═════ RECORDS TO USE ═════

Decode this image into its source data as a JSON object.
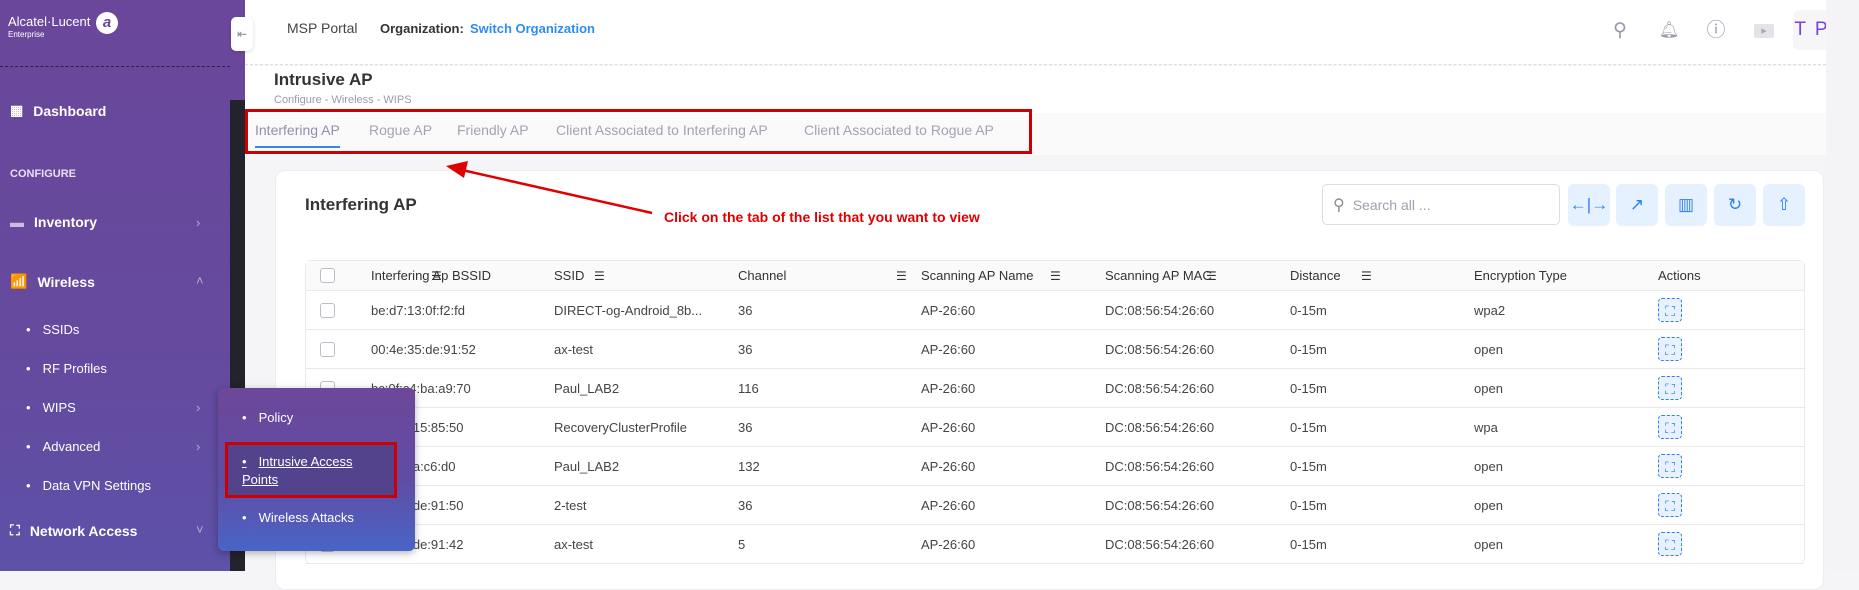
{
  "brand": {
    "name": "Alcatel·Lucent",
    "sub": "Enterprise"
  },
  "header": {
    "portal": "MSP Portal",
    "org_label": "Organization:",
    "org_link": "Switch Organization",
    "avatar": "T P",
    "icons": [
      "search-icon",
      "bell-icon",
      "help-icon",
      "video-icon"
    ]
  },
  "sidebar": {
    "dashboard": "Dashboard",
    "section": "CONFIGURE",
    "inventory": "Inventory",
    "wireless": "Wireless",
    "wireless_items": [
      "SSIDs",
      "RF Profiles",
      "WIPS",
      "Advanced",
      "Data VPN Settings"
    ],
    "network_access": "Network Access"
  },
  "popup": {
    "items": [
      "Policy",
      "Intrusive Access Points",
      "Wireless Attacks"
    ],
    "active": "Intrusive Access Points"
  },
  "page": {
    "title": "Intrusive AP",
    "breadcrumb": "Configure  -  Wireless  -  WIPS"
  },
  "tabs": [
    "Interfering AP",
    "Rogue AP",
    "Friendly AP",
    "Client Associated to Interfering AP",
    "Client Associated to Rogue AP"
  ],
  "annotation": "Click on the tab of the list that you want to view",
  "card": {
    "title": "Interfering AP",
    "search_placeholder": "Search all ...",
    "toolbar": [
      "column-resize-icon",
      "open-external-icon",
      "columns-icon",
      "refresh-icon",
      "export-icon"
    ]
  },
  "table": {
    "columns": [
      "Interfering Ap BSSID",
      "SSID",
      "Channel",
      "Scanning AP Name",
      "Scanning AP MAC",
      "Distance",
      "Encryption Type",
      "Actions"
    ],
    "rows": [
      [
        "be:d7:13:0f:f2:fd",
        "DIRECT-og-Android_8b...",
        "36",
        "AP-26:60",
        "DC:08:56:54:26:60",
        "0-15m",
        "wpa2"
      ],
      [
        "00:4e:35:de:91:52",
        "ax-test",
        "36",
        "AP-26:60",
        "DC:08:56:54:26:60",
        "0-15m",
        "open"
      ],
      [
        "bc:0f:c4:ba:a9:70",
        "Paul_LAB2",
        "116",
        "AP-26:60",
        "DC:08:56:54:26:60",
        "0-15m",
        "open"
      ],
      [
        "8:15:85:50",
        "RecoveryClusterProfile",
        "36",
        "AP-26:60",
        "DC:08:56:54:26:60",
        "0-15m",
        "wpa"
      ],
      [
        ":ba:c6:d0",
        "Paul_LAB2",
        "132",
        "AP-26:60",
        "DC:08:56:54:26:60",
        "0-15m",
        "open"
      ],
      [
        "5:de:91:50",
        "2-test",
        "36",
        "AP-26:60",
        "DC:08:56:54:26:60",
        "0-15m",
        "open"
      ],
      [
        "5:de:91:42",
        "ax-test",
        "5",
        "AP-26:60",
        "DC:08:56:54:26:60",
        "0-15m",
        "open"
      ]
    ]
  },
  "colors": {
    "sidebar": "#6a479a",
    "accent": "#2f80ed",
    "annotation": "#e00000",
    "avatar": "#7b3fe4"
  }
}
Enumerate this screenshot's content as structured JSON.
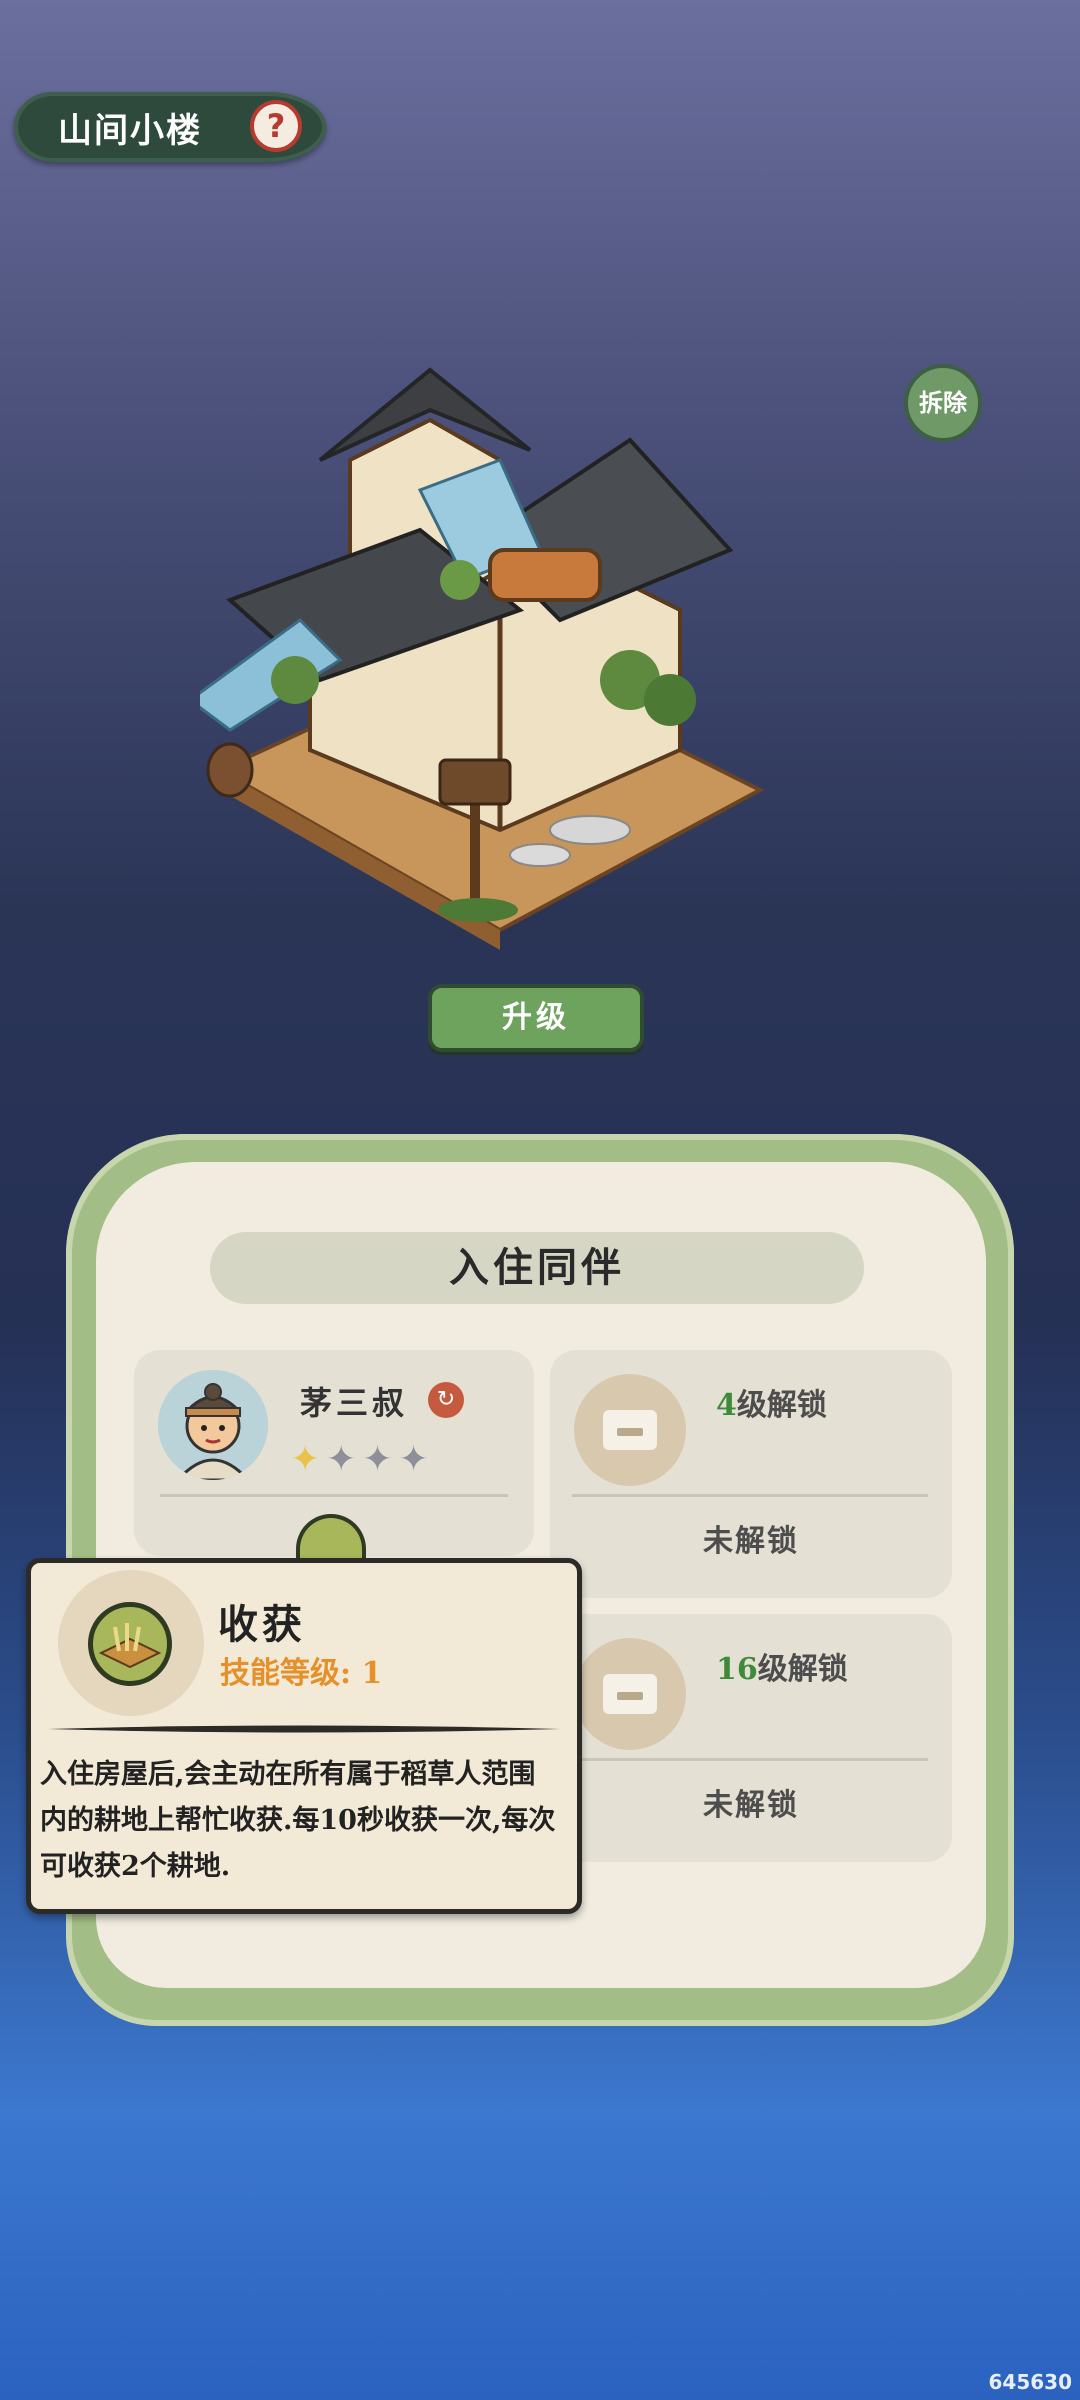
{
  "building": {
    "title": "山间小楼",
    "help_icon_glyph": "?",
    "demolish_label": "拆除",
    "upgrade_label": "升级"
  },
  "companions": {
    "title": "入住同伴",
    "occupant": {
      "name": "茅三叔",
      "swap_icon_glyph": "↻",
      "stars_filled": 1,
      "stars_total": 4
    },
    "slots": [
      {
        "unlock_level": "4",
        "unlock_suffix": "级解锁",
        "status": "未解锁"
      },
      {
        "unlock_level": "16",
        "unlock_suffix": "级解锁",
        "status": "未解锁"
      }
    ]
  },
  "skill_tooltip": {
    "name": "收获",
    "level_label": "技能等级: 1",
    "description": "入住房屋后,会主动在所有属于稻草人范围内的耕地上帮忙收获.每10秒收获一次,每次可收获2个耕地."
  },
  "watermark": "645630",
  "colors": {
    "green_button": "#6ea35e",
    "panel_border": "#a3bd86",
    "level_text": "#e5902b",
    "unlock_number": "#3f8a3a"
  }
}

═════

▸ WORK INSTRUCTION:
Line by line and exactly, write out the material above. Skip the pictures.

▸ TASK OUTPUT:
Decode this image into its source data as a JSON object.
{
  "brand": {
    "name": "Alcatel·Lucent",
    "sub": "Enterprise"
  },
  "header": {
    "portal": "MSP Portal",
    "org_label": "Organization:",
    "org_link": "Switch Organization",
    "avatar": "T P",
    "icons": [
      "search-icon",
      "bell-icon",
      "help-icon",
      "video-icon"
    ]
  },
  "sidebar": {
    "dashboard": "Dashboard",
    "section": "CONFIGURE",
    "inventory": "Inventory",
    "wireless": "Wireless",
    "wireless_items": [
      "SSIDs",
      "RF Profiles",
      "WIPS",
      "Advanced",
      "Data VPN Settings"
    ],
    "network_access": "Network Access"
  },
  "popup": {
    "items": [
      "Policy",
      "Intrusive Access Points",
      "Wireless Attacks"
    ],
    "active": "Intrusive Access Points"
  },
  "page": {
    "title": "Intrusive AP",
    "breadcrumb": "Configure  -  Wireless  -  WIPS"
  },
  "tabs": [
    "Interfering AP",
    "Rogue AP",
    "Friendly AP",
    "Client Associated to Interfering AP",
    "Client Associated to Rogue AP"
  ],
  "annotation": "Click on the tab of the list that you want to view",
  "card": {
    "title": "Interfering AP",
    "search_placeholder": "Search all ...",
    "toolbar": [
      "column-resize-icon",
      "open-external-icon",
      "columns-icon",
      "refresh-icon",
      "export-icon"
    ]
  },
  "table": {
    "columns": [
      "Interfering Ap BSSID",
      "SSID",
      "Channel",
      "Scanning AP Name",
      "Scanning AP MAC",
      "Distance",
      "Encryption Type",
      "Actions"
    ],
    "rows": [
      [
        "be:d7:13:0f:f2:fd",
        "DIRECT-og-Android_8b...",
        "36",
        "AP-26:60",
        "DC:08:56:54:26:60",
        "0-15m",
        "wpa2"
      ],
      [
        "00:4e:35:de:91:52",
        "ax-test",
        "36",
        "AP-26:60",
        "DC:08:56:54:26:60",
        "0-15m",
        "open"
      ],
      [
        "bc:0f:c4:ba:a9:70",
        "Paul_LAB2",
        "116",
        "AP-26:60",
        "DC:08:56:54:26:60",
        "0-15m",
        "open"
      ],
      [
        "8:15:85:50",
        "RecoveryClusterProfile",
        "36",
        "AP-26:60",
        "DC:08:56:54:26:60",
        "0-15m",
        "wpa"
      ],
      [
        ":ba:c6:d0",
        "Paul_LAB2",
        "132",
        "AP-26:60",
        "DC:08:56:54:26:60",
        "0-15m",
        "open"
      ],
      [
        "5:de:91:50",
        "2-test",
        "36",
        "AP-26:60",
        "DC:08:56:54:26:60",
        "0-15m",
        "open"
      ],
      [
        "5:de:91:42",
        "ax-test",
        "5",
        "AP-26:60",
        "DC:08:56:54:26:60",
        "0-15m",
        "open"
      ]
    ]
  },
  "colors": {
    "sidebar": "#6a479a",
    "accent": "#2f80ed",
    "annotation": "#e00000",
    "avatar": "#7b3fe4"
  }
}
Enumerate this screenshot's content as structured JSON.
{
  "building": {
    "title": "山间小楼",
    "help_icon_glyph": "?",
    "demolish_label": "拆除",
    "upgrade_label": "升级"
  },
  "companions": {
    "title": "入住同伴",
    "occupant": {
      "name": "茅三叔",
      "swap_icon_glyph": "↻",
      "stars_filled": 1,
      "stars_total": 4
    },
    "slots": [
      {
        "unlock_level": "4",
        "unlock_suffix": "级解锁",
        "status": "未解锁"
      },
      {
        "unlock_level": "16",
        "unlock_suffix": "级解锁",
        "status": "未解锁"
      }
    ]
  },
  "skill_tooltip": {
    "name": "收获",
    "level_label": "技能等级: 1",
    "description": "入住房屋后,会主动在所有属于稻草人范围内的耕地上帮忙收获.每10秒收获一次,每次可收获2个耕地."
  },
  "watermark": "645630",
  "colors": {
    "green_button": "#6ea35e",
    "panel_border": "#a3bd86",
    "level_text": "#e5902b",
    "unlock_number": "#3f8a3a"
  }
}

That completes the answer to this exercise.